Sydney Rose Paulsen has a different but equally stylized approach, taking photographs of AGDs posed to recreate famous artworks, pop cultural moments, and characters from film and fiction. In both cases, the artists underpin their striking photographs with a commentary on the performance of American female identity. They ask: What do we recognize without words, and should it be this way? Are we the dolls or the doll makers?

While AGDs are undoubtedly a playful way to interrogate the shortcomings of Americana, even their cultural critics seem to maintain a sense of deep affection for them. That’s because American Girl Dolls did, perhaps, do one more thing right: They invited creativity, and inspired girls to continue building worlds on their own.
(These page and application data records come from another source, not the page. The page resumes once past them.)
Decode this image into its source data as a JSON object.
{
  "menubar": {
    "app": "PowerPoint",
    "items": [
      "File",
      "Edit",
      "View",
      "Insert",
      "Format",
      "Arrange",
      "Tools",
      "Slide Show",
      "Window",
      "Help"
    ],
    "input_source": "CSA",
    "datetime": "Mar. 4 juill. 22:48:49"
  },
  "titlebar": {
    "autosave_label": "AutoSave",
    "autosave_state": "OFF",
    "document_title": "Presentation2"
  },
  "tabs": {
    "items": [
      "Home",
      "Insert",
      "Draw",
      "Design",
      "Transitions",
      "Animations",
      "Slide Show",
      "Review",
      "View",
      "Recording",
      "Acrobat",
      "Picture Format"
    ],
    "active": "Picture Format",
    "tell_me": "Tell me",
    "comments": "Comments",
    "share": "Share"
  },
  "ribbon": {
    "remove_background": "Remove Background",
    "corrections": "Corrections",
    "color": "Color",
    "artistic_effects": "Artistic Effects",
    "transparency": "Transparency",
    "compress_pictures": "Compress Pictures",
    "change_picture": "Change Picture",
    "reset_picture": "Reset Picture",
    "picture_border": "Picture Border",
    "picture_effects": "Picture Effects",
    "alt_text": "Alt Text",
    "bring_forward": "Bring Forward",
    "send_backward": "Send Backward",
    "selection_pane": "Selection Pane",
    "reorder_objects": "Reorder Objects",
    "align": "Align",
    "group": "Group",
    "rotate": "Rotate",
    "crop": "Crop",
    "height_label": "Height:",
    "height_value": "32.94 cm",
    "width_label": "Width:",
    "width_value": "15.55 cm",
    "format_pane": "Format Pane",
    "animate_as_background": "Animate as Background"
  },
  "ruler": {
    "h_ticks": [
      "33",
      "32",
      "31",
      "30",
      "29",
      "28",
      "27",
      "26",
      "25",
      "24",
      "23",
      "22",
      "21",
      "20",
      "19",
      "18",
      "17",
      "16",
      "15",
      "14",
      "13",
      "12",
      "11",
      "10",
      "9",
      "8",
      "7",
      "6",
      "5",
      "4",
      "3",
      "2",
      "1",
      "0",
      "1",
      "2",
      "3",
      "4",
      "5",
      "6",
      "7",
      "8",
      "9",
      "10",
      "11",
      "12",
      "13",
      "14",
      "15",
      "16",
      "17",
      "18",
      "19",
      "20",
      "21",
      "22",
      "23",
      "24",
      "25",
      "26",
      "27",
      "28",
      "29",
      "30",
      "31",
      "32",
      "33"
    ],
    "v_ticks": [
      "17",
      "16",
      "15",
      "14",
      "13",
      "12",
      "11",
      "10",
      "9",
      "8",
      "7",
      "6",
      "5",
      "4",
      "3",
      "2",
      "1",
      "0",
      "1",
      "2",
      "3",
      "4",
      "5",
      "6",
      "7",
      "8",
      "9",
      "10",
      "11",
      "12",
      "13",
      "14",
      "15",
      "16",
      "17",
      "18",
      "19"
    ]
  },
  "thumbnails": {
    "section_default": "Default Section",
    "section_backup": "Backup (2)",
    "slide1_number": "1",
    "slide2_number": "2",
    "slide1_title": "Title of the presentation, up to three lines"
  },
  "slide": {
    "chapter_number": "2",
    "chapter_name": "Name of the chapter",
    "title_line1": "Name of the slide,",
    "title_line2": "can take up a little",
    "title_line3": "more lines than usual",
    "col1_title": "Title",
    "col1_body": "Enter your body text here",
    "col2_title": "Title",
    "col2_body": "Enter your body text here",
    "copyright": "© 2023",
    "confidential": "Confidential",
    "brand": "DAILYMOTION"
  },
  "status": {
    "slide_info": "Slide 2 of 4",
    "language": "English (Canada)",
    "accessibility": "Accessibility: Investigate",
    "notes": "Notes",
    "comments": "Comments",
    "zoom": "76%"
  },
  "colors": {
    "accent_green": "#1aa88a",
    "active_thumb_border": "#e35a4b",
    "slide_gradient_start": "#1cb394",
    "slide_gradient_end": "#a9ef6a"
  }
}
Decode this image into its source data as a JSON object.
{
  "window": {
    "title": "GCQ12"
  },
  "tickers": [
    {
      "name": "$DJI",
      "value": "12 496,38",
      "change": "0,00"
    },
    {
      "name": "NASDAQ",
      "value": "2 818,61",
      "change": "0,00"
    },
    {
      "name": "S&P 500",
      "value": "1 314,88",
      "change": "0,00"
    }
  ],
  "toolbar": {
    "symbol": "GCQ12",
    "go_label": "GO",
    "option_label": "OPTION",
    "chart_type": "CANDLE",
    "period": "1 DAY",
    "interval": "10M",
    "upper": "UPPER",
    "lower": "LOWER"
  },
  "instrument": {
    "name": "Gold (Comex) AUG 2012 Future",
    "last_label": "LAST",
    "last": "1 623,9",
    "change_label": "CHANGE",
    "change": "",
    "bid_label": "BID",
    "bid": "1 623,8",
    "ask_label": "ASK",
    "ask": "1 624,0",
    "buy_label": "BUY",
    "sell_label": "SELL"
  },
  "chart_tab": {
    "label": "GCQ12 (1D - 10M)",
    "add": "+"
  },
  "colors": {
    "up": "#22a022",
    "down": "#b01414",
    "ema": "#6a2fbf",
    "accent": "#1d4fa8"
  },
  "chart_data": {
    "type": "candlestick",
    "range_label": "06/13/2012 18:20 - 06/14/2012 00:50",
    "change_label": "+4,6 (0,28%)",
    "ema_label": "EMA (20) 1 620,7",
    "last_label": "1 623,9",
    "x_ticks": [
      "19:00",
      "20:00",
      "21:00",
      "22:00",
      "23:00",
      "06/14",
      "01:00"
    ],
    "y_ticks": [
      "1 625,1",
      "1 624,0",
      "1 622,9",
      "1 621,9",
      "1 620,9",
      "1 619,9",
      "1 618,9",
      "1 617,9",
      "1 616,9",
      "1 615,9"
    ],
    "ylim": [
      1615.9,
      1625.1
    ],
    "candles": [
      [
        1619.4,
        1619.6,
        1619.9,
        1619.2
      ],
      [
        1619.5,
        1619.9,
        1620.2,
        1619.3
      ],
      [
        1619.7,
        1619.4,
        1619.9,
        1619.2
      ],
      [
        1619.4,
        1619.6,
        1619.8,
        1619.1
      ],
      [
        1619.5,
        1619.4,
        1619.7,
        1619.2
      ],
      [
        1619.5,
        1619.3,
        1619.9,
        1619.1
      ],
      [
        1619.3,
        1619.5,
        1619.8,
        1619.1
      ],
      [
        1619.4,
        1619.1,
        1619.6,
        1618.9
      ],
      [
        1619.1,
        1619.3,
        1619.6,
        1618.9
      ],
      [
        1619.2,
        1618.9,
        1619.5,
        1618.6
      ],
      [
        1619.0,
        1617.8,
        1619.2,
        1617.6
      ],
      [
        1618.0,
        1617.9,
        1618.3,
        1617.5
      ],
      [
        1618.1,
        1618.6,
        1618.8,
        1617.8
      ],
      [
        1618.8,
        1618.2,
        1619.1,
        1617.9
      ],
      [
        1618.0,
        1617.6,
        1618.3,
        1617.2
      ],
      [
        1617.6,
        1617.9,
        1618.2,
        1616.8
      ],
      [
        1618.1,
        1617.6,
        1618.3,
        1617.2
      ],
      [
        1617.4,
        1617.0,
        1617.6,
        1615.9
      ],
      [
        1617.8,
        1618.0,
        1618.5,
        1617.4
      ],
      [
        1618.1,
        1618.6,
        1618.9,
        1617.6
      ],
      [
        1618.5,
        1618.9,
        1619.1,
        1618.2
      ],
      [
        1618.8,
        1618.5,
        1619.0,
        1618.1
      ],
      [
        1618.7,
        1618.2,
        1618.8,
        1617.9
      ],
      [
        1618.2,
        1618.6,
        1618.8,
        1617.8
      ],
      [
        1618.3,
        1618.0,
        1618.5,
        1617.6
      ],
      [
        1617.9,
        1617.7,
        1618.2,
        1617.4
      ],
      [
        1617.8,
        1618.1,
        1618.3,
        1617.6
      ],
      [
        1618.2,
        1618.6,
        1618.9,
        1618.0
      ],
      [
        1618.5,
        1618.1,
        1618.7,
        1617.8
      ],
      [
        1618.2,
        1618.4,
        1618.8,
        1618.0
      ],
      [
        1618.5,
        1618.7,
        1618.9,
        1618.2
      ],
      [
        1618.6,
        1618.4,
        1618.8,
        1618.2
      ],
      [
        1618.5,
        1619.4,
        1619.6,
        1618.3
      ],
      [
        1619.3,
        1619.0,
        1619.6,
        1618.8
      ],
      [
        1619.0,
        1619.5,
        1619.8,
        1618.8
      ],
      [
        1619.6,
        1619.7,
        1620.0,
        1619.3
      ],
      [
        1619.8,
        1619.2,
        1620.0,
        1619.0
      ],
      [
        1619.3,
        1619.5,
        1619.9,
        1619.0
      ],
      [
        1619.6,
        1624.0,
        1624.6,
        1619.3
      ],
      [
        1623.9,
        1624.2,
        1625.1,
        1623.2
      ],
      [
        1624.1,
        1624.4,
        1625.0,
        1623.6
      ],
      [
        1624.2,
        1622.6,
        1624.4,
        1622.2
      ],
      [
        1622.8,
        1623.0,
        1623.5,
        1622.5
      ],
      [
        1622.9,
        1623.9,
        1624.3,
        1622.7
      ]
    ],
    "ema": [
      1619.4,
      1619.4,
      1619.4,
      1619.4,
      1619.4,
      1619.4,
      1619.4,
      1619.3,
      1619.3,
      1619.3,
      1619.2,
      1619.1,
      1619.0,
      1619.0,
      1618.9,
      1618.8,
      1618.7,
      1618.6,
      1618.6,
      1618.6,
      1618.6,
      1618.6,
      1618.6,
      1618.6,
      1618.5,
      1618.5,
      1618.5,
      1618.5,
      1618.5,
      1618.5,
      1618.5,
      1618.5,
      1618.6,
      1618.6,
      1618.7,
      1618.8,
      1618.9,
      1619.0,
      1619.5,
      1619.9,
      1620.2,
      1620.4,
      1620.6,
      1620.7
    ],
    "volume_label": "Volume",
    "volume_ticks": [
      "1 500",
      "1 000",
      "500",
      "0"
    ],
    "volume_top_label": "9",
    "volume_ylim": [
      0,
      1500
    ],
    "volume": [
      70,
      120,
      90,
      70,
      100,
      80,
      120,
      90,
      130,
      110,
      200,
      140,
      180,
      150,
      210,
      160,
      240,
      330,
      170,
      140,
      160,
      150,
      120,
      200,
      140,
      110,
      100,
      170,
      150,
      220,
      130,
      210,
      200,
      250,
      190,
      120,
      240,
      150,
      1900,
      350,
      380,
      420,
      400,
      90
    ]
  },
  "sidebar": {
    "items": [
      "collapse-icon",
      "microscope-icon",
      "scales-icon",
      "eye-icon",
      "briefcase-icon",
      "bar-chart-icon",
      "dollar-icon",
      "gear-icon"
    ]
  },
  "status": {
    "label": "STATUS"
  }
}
I’ve never known anyone who had an American Girl Doll and didn’t make her at least one new prop, accessory, or costume piece. The craftsmanship of the dolls is as impeccable as their detailed clothing, allowing us to create our own workshops. If you look on Etsy today, you’ll see thousands of items in hundreds of shops inspired by AGD: custom paint jobs, hairstyles, replica clothing, and miniature objects all exemplify how this tactile world of the 18” dolls has some serious staying power and has become an art form unto itself.

© Allison Green (12/22/22) – Special for FF2 Media ®


FF2 is proud to post Alli Green’s three-part series on toys. This is part two on American Girls Dolls. Follow link to read part one on “Boss Bimbo” Barbie. Part three on My Little Pony will be coming soon.


AGD Kit Kittredge is a special favorite of multiple members of the FF2 Media team. A child of the Great Depression of the 1930s, Kit gained new relevance after the Great Recession which began in 2008, and sadly, once again, during the COVID crisis. Follow this link to read Jan Lisa Huttner’s interview with Valerie Tripp (creator of the Kit storyline). Follow this link to read Nicole Ackman’s tribute to Patricia Rozema (the filmmaker who brought Kit to the big screen). And, finally, follow this link to read the Lasker Sisters – Amelie & Julia – discuss how Kit teaches us how to help others in crisis.

Read Brit Bennett’s Essay on Addy Walker  and the story of how she came to create newest AGD: Claudie.

Read about dolls and the “uncanny valley”.

Explore Ilona Szwarc’s “American Girls”

Explore Sydney Rose Paulsen’s Art Photography


Featured Photo: American Girl Doll Molly Bennet. Courtesy of Mattel.

Bottom Photo: A host of American Girl Dolls. Courtesy of  Mattel.

Tags: Addy Walker, Allison Green, Amelie Lasker, American Girl Dolls, American history, Brit Bennett, COVID Crisis, dolls, Great Depression, Great Recession, Holiday Toys Revisited, Ilona Szwarc, Jan Lisa Huttner, Julia Lasker, Kit Kittredge, Nicole Ackman, Patricia Rozema, Pleasant T. Rowland, Sydney Rose Paulsen, Toys, Valerie Tripp

Related Posts

Allison Green is a writer, art maker, and art lover based in Queens, NY. Raised in rural Vermont, Allison was taught by neighbors to sew, quilt, and weave from a young age and has turned it into a 10+ year career as a seamstress and textile artist. Her work as costume maker has been in Broadway productions of Phantom of the Opera, Moulin Rouge, The Lion King, My Fair Lady, and others, as well as off-Broadway houses such as Sleep No More (New York NY). Practicing and studying fiber art inspires Allison to stay immersed in the eclectic stories of global female artists. She is an avid reader and independent researcher of material culture through an intersectional feminist lens.
Previous Post Next Post